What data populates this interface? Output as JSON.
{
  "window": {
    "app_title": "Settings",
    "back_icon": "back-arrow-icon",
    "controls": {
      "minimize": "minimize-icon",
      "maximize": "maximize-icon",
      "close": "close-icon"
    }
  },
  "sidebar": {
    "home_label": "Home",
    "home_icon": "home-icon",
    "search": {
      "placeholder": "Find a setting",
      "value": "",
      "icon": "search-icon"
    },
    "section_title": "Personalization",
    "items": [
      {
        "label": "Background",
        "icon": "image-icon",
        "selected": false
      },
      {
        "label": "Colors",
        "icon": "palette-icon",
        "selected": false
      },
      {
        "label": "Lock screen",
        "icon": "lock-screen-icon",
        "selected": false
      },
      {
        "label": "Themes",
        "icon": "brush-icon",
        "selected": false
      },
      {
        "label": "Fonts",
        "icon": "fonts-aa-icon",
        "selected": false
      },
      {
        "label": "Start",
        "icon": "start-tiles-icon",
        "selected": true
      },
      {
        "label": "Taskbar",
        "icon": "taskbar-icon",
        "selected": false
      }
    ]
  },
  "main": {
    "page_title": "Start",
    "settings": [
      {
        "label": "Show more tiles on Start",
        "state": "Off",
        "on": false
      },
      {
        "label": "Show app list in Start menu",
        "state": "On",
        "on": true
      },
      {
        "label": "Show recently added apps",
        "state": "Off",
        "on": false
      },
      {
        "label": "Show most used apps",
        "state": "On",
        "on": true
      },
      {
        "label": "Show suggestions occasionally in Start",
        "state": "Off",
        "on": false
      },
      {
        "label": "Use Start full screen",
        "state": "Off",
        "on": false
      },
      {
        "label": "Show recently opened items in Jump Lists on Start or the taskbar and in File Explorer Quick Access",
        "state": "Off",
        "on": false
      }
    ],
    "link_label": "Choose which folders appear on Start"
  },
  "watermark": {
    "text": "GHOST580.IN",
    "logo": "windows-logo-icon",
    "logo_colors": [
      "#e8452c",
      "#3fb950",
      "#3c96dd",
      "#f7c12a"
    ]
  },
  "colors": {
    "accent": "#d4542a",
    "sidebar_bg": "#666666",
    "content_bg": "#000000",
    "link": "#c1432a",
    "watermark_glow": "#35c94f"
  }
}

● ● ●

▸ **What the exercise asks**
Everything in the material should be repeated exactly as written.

▸ **Response to this task**
What data populates this interface? Output as JSON.
{
  "window": {
    "app_title": "Settings",
    "back_icon": "back-arrow-icon",
    "controls": {
      "minimize": "minimize-icon",
      "maximize": "maximize-icon",
      "close": "close-icon"
    }
  },
  "sidebar": {
    "home_label": "Home",
    "home_icon": "home-icon",
    "search": {
      "placeholder": "Find a setting",
      "value": "",
      "icon": "search-icon"
    },
    "section_title": "Personalization",
    "items": [
      {
        "label": "Background",
        "icon": "image-icon",
        "selected": false
      },
      {
        "label": "Colors",
        "icon": "palette-icon",
        "selected": false
      },
      {
        "label": "Lock screen",
        "icon": "lock-screen-icon",
        "selected": false
      },
      {
        "label": "Themes",
        "icon": "brush-icon",
        "selected": false
      },
      {
        "label": "Fonts",
        "icon": "fonts-aa-icon",
        "selected": false
      },
      {
        "label": "Start",
        "icon": "start-tiles-icon",
        "selected": true
      },
      {
        "label": "Taskbar",
        "icon": "taskbar-icon",
        "selected": false
      }
    ]
  },
  "main": {
    "page_title": "Start",
    "settings": [
      {
        "label": "Show more tiles on Start",
        "state": "Off",
        "on": false
      },
      {
        "label": "Show app list in Start menu",
        "state": "On",
        "on": true
      },
      {
        "label": "Show recently added apps",
        "state": "Off",
        "on": false
      },
      {
        "label": "Show most used apps",
        "state": "On",
        "on": true
      },
      {
        "label": "Show suggestions occasionally in Start",
        "state": "Off",
        "on": false
      },
      {
        "label": "Use Start full screen",
        "state": "Off",
        "on": false
      },
      {
        "label": "Show recently opened items in Jump Lists on Start or the taskbar and in File Explorer Quick Access",
        "state": "Off",
        "on": false
      }
    ],
    "link_label": "Choose which folders appear on Start"
  },
  "watermark": {
    "text": "GHOST580.IN",
    "logo": "windows-logo-icon",
    "logo_colors": [
      "#e8452c",
      "#3fb950",
      "#3c96dd",
      "#f7c12a"
    ]
  },
  "colors": {
    "accent": "#d4542a",
    "sidebar_bg": "#666666",
    "content_bg": "#000000",
    "link": "#c1432a",
    "watermark_glow": "#35c94f"
  }
}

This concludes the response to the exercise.